Moyes has overseen our first home loss to West Brom since 1978, first home loss to Newcastle since 1972, first home loss to Everton since 1992, first ever home loss to Swansea (and the 2nd time in 29 years we’ve gone out in the 3rd Round of the FA Cup), first league loss to Stoke since 1984 and the first ever loss to a Greek side in a European competition. We’ve had three defeats in a row for the first time since 2001 (and that was when the title was already won), we’ve already lost eight games this season in the league and the most we have ever lost in a whole Premier League season is nine in the 2001-02 and 2003-04 seasons.
This isn’t just bad luck, is it? There is something horribly wrong, and whilst I don’t think the players are entirely blameless, with Rooney and Welbeck the only two players to improve on last season’s form, where performances and results are concerned, the buck stops with Moyes.

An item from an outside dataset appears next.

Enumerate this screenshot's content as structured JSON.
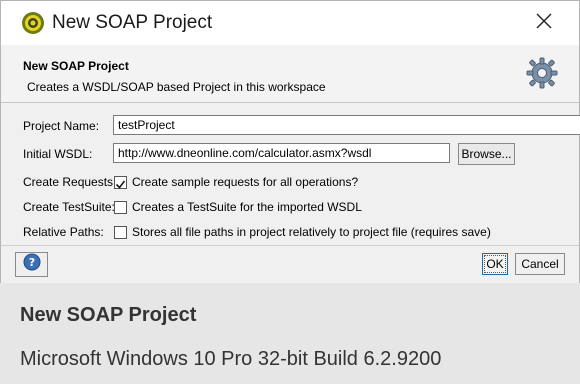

That’s not to say I dislike him. He’s out of his depth but I can’t blame him for taking the job. Who in their right mind would turn down the opportunity of replacing Ferguson as the manager of Manchester United? But then again, who in their right mind would offer the Manchester United job to a manager of Moyes’ experience? This, like all of our failings since 2005, comes back to the Glazers and their lack of investment. The club with the third largest revenue in the world has a net spend that is more comparable to Stoke than to City or Chelsea and that is unforgivable. Even Moyes’ appointment was a typical Glazer move, with them going for a manager who would be grateful for any transfer funds he was given, opposed to a world class manager who was accustomed to spending big. Most managers would have looked at our squad, the current champions, and seen that in light of all the strengthening of our rivals’ squads, United needed huge investment. Can you imagine Marouane Fellaini being the only purchase of Guardiola or Mourinho in last summer’s transfer window if they were at United?
So whilst the protests against Moyes will likely come first, it is the Glazers who are responsible, and they are the real enemy here.

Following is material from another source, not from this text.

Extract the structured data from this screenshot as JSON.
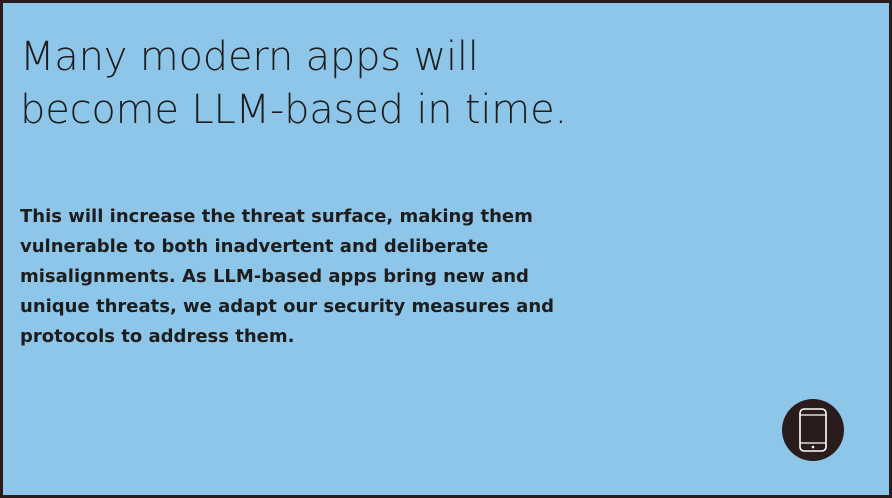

I would love to be wrong and I would love for Moyes to turn it around. When his appointment was announced I hoped I’d never have to voice an opinion like this. We knew this season was going to be hard and that it would be different, but even in our worst nightmares, we didn’t envisage anything as awful as this, in terms of the football played and the results gained. I won’t be booing him and I’ll get behind the team as always, but I hope the right decision is made in the summer and the sooner we can wipe this disaster of a season from our memories the better.
The Republik of Mancunia has brought out a brilliant downloadable World Cup preview. It contains 20 articles written by football experts on the countries our players will be representing in Brazil. There is also exclusive content from this country's top football journalists, such as Sid Lowe, Martin Lipton, Sam Wallace and Dominic Fifield. All profit is going to charity. More info on the RoM World Cup preview can be found here.
Minimum price is £4. Enter your e-mail address to receive the download and the price you would like to pay.